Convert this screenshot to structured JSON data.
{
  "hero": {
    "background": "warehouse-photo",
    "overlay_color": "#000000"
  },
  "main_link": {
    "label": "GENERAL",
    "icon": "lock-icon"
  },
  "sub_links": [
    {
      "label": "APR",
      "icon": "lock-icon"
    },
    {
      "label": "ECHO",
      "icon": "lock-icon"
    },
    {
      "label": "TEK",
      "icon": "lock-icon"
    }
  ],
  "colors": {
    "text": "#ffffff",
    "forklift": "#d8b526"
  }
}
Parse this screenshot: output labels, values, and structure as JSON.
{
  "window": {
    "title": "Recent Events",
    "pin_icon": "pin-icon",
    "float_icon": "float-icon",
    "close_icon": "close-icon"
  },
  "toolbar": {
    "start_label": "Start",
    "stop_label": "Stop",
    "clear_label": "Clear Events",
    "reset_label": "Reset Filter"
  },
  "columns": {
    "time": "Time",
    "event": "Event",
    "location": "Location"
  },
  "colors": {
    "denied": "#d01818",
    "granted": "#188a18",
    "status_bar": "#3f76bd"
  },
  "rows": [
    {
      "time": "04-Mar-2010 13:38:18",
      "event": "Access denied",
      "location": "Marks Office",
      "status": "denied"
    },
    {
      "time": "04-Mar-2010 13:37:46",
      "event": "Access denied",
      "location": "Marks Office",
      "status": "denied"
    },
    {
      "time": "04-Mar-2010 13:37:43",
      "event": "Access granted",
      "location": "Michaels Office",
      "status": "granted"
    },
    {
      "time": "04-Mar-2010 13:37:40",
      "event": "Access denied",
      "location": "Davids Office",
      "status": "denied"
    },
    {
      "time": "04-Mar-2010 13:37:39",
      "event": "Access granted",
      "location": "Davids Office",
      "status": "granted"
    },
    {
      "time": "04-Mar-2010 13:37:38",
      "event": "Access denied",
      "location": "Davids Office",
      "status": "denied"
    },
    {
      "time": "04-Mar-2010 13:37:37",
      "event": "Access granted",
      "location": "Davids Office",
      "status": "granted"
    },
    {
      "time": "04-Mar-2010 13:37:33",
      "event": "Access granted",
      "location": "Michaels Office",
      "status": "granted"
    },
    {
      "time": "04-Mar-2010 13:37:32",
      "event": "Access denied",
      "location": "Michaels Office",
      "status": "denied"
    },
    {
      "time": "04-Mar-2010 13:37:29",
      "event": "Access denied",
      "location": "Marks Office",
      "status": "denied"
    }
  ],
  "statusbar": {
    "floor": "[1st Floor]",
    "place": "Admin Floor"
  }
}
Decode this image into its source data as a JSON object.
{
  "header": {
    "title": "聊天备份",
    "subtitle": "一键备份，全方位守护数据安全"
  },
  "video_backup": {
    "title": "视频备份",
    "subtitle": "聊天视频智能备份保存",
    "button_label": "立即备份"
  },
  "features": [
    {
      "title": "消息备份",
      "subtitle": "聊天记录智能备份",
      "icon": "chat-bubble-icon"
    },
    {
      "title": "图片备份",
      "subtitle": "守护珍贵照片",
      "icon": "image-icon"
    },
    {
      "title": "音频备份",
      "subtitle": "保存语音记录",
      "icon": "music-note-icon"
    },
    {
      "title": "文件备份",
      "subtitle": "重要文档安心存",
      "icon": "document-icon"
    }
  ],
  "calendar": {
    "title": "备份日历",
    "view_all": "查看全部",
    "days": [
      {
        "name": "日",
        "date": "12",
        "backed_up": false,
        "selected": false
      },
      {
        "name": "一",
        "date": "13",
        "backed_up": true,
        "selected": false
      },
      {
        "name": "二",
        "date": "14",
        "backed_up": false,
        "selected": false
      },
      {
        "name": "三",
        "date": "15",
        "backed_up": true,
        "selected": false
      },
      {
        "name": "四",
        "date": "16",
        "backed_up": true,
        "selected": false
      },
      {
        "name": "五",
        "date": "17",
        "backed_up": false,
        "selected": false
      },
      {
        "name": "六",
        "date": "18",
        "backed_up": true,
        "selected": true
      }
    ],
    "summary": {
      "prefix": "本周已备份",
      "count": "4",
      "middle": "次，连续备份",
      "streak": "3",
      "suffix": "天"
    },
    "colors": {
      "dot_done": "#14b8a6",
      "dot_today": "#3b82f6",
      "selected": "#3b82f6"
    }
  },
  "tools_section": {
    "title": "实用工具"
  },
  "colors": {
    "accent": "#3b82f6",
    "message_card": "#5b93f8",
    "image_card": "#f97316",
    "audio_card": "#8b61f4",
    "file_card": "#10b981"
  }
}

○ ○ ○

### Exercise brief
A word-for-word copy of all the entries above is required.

### Response to the task
Convert this screenshot to structured JSON data.
{
  "hero": {
    "background": "warehouse-photo",
    "overlay_color": "#000000"
  },
  "main_link": {
    "label": "GENERAL",
    "icon": "lock-icon"
  },
  "sub_links": [
    {
      "label": "APR",
      "icon": "lock-icon"
    },
    {
      "label": "ECHO",
      "icon": "lock-icon"
    },
    {
      "label": "TEK",
      "icon": "lock-icon"
    }
  ],
  "colors": {
    "text": "#ffffff",
    "forklift": "#d8b526"
  }
}
Parse this screenshot: output labels, values, and structure as JSON.
{
  "window": {
    "title": "Recent Events",
    "pin_icon": "pin-icon",
    "float_icon": "float-icon",
    "close_icon": "close-icon"
  },
  "toolbar": {
    "start_label": "Start",
    "stop_label": "Stop",
    "clear_label": "Clear Events",
    "reset_label": "Reset Filter"
  },
  "columns": {
    "time": "Time",
    "event": "Event",
    "location": "Location"
  },
  "colors": {
    "denied": "#d01818",
    "granted": "#188a18",
    "status_bar": "#3f76bd"
  },
  "rows": [
    {
      "time": "04-Mar-2010 13:38:18",
      "event": "Access denied",
      "location": "Marks Office",
      "status": "denied"
    },
    {
      "time": "04-Mar-2010 13:37:46",
      "event": "Access denied",
      "location": "Marks Office",
      "status": "denied"
    },
    {
      "time": "04-Mar-2010 13:37:43",
      "event": "Access granted",
      "location": "Michaels Office",
      "status": "granted"
    },
    {
      "time": "04-Mar-2010 13:37:40",
      "event": "Access denied",
      "location": "Davids Office",
      "status": "denied"
    },
    {
      "time": "04-Mar-2010 13:37:39",
      "event": "Access granted",
      "location": "Davids Office",
      "status": "granted"
    },
    {
      "time": "04-Mar-2010 13:37:38",
      "event": "Access denied",
      "location": "Davids Office",
      "status": "denied"
    },
    {
      "time": "04-Mar-2010 13:37:37",
      "event": "Access granted",
      "location": "Davids Office",
      "status": "granted"
    },
    {
      "time": "04-Mar-2010 13:37:33",
      "event": "Access granted",
      "location": "Michaels Office",
      "status": "granted"
    },
    {
      "time": "04-Mar-2010 13:37:32",
      "event": "Access denied",
      "location": "Michaels Office",
      "status": "denied"
    },
    {
      "time": "04-Mar-2010 13:37:29",
      "event": "Access denied",
      "location": "Marks Office",
      "status": "denied"
    }
  ],
  "statusbar": {
    "floor": "[1st Floor]",
    "place": "Admin Floor"
  }
}
Decode this image into its source data as a JSON object.
{
  "header": {
    "title": "聊天备份",
    "subtitle": "一键备份，全方位守护数据安全"
  },
  "video_backup": {
    "title": "视频备份",
    "subtitle": "聊天视频智能备份保存",
    "button_label": "立即备份"
  },
  "features": [
    {
      "title": "消息备份",
      "subtitle": "聊天记录智能备份",
      "icon": "chat-bubble-icon"
    },
    {
      "title": "图片备份",
      "subtitle": "守护珍贵照片",
      "icon": "image-icon"
    },
    {
      "title": "音频备份",
      "subtitle": "保存语音记录",
      "icon": "music-note-icon"
    },
    {
      "title": "文件备份",
      "subtitle": "重要文档安心存",
      "icon": "document-icon"
    }
  ],
  "calendar": {
    "title": "备份日历",
    "view_all": "查看全部",
    "days": [
      {
        "name": "日",
        "date": "12",
        "backed_up": false,
        "selected": false
      },
      {
        "name": "一",
        "date": "13",
        "backed_up": true,
        "selected": false
      },
      {
        "name": "二",
        "date": "14",
        "backed_up": false,
        "selected": false
      },
      {
        "name": "三",
        "date": "15",
        "backed_up": true,
        "selected": false
      },
      {
        "name": "四",
        "date": "16",
        "backed_up": true,
        "selected": false
      },
      {
        "name": "五",
        "date": "17",
        "backed_up": false,
        "selected": false
      },
      {
        "name": "六",
        "date": "18",
        "backed_up": true,
        "selected": true
      }
    ],
    "summary": {
      "prefix": "本周已备份",
      "count": "4",
      "middle": "次，连续备份",
      "streak": "3",
      "suffix": "天"
    },
    "colors": {
      "dot_done": "#14b8a6",
      "dot_today": "#3b82f6",
      "selected": "#3b82f6"
    }
  },
  "tools_section": {
    "title": "实用工具"
  },
  "colors": {
    "accent": "#3b82f6",
    "message_card": "#5b93f8",
    "image_card": "#f97316",
    "audio_card": "#8b61f4",
    "file_card": "#10b981"
  }
}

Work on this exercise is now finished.